I remember a section in Church History on pietism after the Reformation. The dates at the top of my notes were 1650-1800. My notes from the class remind me that pietism was “a movement of true and earnest religion” that stood in contrast to the theological “one-ups-man-ship” that characterized too many churches and universities of the time. It was sparked by rising literacy rates among the powerless and overlooked.
Looking back on my notes got me wondering what the title of our current moment will be. In a couple of hundred years when students in seminary study the period of time from 1950-2100, what names will be important? What movements will define this era?
I don’t think it is farfetched to suggest that Martin Luther King Junior’s work in the middle of the 20th century will be as significant for the years of 1950-2100 as the work of the Reformer’s was in the mid 17th century. Perhaps we will look back and note that he sat at the beginning of a new sort of pietism, a social pietism that applied the gospel to the areas of American public life that had conveniently avoided the gospel’s implications.
King brought the prophets and gospels into areas of the American public life in ways that threatened (and continue to threaten) those who benefited from racist policies and systems. Advocating for the gospel in this way cost King. The most overlooked thing about Dr. King’s “Letter from Birmingham Jail” is that it is from a jail in Birmingham. Like the Apostle Paul, Reverend King spent time behind bars because of his gospel convictions. Simply insisting on the dignity of black people got him murdered.
When he came to Chicago in 1966, protesters met him. One sign read, “King would look good with a knife in his back.” During a non-violent protest of Chicago’s racist housing practices someone threw a rock and hit King in the head. At least thirty other people were injured that day. “I have to do this to bring this hate into the open,” King remarked. The hatred he experienced in Chicago was the worst he had ever encountered.
Over fifty years later, housing, hiring, wages, and education are still largely determined by the color of one’s skin in Chicago. We remain at the center of a movement of piety that is rattling the church, forcing us to ask the most fundamental questions about what it means to follow Christ. What does the inheritance of racism in our country, churches, and families mean for Christians today?
Author and activist Lisa Sharon Harper contends that, “The core lie of Western civilization is that God reserved the power of dominion for some, not all.” Martin Luther King Jr. spearheaded a movement rebuking this idea. We are in the middle of that movement today. For American Christians and American churches, how we position ourselves in respect to that movement of social pietism may tell us how well we have embodied the movement of God’s Spirit in our time.

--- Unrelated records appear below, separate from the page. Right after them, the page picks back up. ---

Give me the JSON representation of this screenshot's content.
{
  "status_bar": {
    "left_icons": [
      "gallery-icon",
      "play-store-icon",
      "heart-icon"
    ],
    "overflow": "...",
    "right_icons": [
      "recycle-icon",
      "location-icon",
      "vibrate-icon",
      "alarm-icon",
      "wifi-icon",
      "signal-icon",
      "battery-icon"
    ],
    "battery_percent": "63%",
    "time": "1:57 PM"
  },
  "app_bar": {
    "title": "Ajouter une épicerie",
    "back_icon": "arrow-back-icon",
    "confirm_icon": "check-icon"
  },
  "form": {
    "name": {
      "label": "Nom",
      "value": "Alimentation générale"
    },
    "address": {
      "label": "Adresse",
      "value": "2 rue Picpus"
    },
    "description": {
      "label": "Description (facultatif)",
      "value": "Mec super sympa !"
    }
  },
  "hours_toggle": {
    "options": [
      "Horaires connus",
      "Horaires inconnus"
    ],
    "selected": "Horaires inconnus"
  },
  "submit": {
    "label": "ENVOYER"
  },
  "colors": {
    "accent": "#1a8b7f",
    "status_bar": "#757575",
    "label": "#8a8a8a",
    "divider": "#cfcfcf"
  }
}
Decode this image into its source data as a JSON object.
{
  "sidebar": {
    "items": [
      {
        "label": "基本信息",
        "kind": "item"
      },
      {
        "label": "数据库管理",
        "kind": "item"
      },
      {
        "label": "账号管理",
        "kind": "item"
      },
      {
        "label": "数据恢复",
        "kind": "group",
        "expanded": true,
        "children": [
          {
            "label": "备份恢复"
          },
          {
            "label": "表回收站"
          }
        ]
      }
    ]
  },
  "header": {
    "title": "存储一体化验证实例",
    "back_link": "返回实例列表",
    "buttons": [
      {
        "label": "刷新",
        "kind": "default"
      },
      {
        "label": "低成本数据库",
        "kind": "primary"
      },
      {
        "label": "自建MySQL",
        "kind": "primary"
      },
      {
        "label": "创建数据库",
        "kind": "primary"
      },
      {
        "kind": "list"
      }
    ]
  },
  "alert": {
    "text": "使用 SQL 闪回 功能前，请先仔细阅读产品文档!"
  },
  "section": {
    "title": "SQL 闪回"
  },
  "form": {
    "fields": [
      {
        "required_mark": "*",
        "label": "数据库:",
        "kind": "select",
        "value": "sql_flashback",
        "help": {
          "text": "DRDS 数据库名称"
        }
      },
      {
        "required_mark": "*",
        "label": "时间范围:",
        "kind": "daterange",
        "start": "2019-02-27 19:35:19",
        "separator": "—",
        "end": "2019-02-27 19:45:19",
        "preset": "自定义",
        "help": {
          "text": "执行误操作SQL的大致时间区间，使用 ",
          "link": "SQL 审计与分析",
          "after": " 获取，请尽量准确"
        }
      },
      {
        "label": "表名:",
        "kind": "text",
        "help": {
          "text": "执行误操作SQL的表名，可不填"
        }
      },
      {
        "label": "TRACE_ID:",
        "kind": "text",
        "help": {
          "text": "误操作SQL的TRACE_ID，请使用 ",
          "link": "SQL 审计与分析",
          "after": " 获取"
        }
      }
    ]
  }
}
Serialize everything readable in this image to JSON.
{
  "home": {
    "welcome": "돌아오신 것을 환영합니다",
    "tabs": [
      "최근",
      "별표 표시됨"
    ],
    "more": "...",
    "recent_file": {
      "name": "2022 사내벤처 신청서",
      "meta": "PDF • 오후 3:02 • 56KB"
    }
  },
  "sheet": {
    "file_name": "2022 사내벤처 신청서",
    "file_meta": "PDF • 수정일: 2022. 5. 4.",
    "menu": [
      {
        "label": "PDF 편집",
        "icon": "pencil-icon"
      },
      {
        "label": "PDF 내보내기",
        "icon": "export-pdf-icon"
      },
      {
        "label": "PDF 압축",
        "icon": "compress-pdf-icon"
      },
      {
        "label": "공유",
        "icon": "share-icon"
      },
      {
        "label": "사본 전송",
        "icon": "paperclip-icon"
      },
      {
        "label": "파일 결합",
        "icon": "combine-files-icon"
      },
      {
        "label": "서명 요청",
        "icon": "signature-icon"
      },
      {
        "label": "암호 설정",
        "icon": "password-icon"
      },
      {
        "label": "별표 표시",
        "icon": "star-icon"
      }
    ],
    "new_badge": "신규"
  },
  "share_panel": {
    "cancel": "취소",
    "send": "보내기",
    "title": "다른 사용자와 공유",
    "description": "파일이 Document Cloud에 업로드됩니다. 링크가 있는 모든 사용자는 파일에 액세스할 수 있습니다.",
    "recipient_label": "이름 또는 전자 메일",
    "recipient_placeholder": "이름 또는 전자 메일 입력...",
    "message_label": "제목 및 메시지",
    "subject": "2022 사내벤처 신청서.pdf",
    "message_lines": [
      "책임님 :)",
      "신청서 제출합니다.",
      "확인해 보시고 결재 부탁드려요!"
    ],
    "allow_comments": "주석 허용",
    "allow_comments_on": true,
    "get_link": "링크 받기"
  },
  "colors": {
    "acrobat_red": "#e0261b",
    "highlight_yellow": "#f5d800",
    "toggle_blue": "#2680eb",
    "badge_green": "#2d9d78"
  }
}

I snuck into a conference a few weeks ago and heard one of the best sermons I have ever heard.
I had attended a lunch event hosted by Tim Keller and the City to City church planting team he works with. That luncheon coincided with a larger conference being held at Moody Church, just down the road. I had my luncheon name tag, so I decided to slip into the foyer of the conference to see if there were any good books on sale.
The next speaker was being introduced in the sanctuary, so I used the side door and slid into a pew in the back to listen for a few minutes. Dr. Charlie Dates, the pastor of Progressive Baptist Church in Chicago took the pulpit. Moody Church’s Sanctuary is grand. Expansive ceiling. Golden organ. The pews were fairly full, with clergy from the diverse Chicago area, but the crowd was predominantly white. I assumed the room was fairly conservative based on the context of that particular church and conference, and by the crickets when Reverend Dates commented that Peter was the first person to conceal and carry and that Jesus rebuked him.
Reverend Dates’ preaching was prolific. He walked in the proud tradition of black preaching that goes back generation after generation in America. He was genuinely masterful, and I felt like I was listening to preaching for the first time. He did not tip-toe around political issues like good Reformed preachers often do. He named Trump and his improprieties in ways that felt faithful to the Gospel. He called out the church, and the white church in particular for being passive, for being silent when silence meant complicity. I remember particularly well that he called out the white church’s constant talk about becoming multi-cultural yet our obstinate willingness to continue sitting on our hands. “If you want to come to our black churches, you are welcome,” he said.
The room felt split.
I felt split. He made me aware of my skin color in a prophetic way. I was responsible for it.
What does it mean to be a white pastor in a predominantly white church on the north side of a city divided into north and south, black and white? What obligation do majority-white churches have to the most important moral issue of our time? How do we fulfill that obligation? What would my (our) inaction make me (us) guilty of?
We are continuing to experience a movement of social pietism in the world today. This pietism was kindled by the courage of men like Martin Luther King Jr. and women like Rosa Parks and Ruby Bridges who forced a dominant culture to view its violent error by insisting that the kingdom of God was incongruent with privilege and power resting disproportionally with a particular race. Their courage helped a country see how the Kingdom of God could be at hand on a bus or in a school.
This pietism is sparked by a certain form of literacy that has given us the ability to read our past differently, from the perspective of the weak and not the powerful. This is a movement that insists on the equality and dignity of all people, knit together, crafted in all our particularity by the Creator. This pietism is as rooted in the Gospel of Jesus Christ as any pietism of the past.